◆ **Your assignment**
Verbatim copy without images: return all of the data as it stands.
[Extracted material — start]
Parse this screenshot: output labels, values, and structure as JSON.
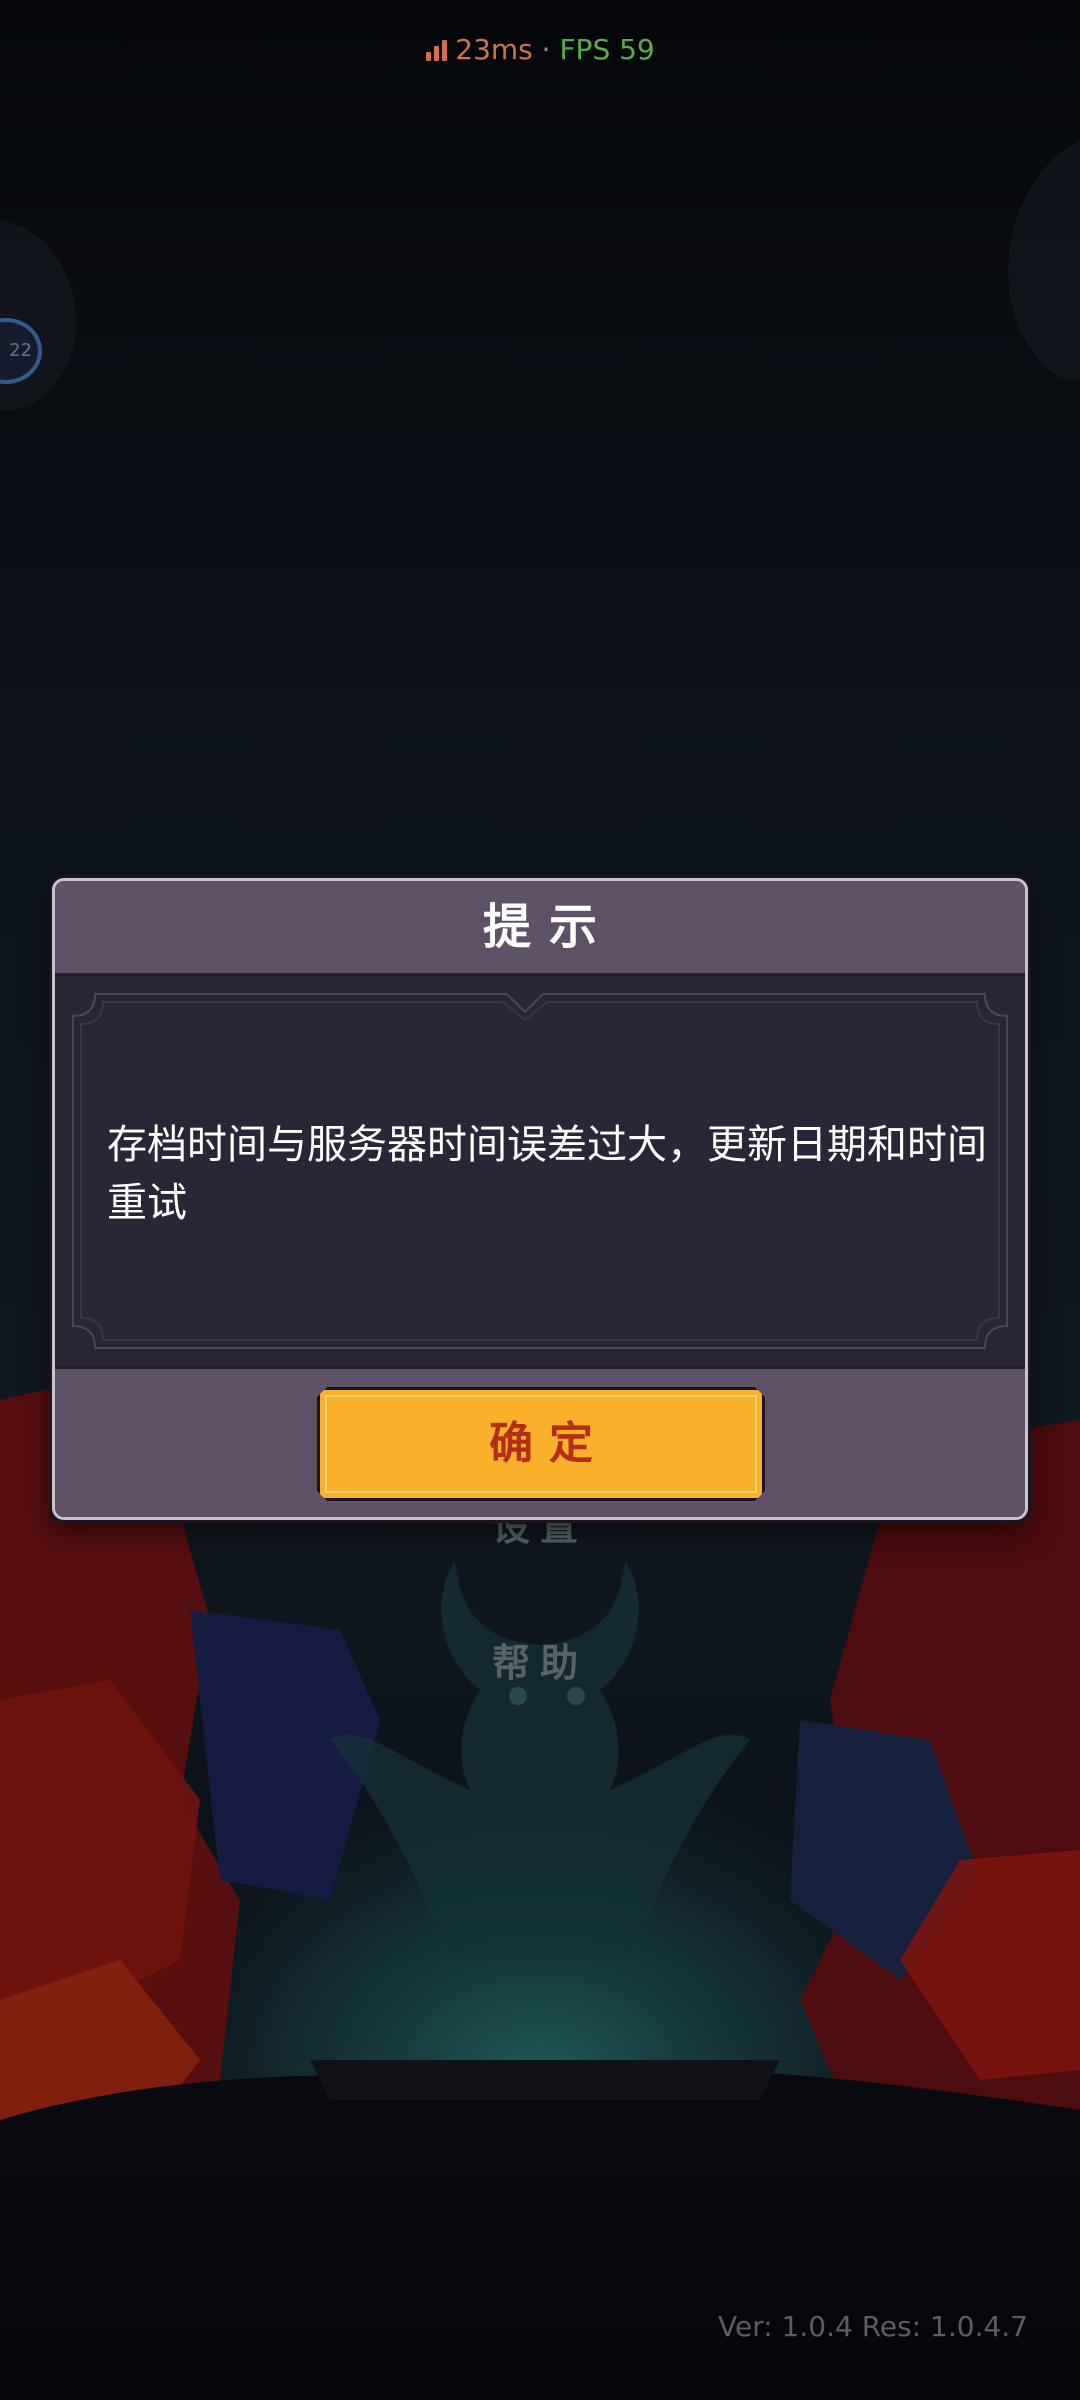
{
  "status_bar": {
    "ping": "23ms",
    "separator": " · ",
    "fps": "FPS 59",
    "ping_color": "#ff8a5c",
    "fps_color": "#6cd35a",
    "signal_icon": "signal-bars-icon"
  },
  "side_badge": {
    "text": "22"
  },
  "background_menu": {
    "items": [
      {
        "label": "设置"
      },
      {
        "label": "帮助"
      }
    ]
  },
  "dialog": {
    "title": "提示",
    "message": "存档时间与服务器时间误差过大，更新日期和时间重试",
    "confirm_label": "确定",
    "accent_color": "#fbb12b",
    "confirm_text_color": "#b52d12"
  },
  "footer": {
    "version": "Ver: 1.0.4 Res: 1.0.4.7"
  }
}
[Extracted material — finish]
◆ **Task result**
Parse this screenshot: output labels, values, and structure as JSON.
{
  "status_bar": {
    "ping": "23ms",
    "separator": " · ",
    "fps": "FPS 59",
    "ping_color": "#ff8a5c",
    "fps_color": "#6cd35a",
    "signal_icon": "signal-bars-icon"
  },
  "side_badge": {
    "text": "22"
  },
  "background_menu": {
    "items": [
      {
        "label": "设置"
      },
      {
        "label": "帮助"
      }
    ]
  },
  "dialog": {
    "title": "提示",
    "message": "存档时间与服务器时间误差过大，更新日期和时间重试",
    "confirm_label": "确定",
    "accent_color": "#fbb12b",
    "confirm_text_color": "#b52d12"
  },
  "footer": {
    "version": "Ver: 1.0.4 Res: 1.0.4.7"
  }
}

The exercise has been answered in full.